# [The problem]
Could you return every record below exactly as it is written?

===== Supplied records =====

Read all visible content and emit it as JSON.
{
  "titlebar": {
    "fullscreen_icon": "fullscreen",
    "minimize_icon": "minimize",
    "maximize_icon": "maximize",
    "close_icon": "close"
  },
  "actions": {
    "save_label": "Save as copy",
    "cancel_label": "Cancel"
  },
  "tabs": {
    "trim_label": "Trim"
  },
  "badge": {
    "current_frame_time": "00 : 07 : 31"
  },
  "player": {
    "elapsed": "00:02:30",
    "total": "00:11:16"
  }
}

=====

# [Solved problem]
Read all visible content and emit it as JSON.
{
  "titlebar": {
    "fullscreen_icon": "fullscreen",
    "minimize_icon": "minimize",
    "maximize_icon": "maximize",
    "close_icon": "close"
  },
  "actions": {
    "save_label": "Save as copy",
    "cancel_label": "Cancel"
  },
  "tabs": {
    "trim_label": "Trim"
  },
  "badge": {
    "current_frame_time": "00 : 07 : 31"
  },
  "player": {
    "elapsed": "00:02:30",
    "total": "00:11:16"
  }
}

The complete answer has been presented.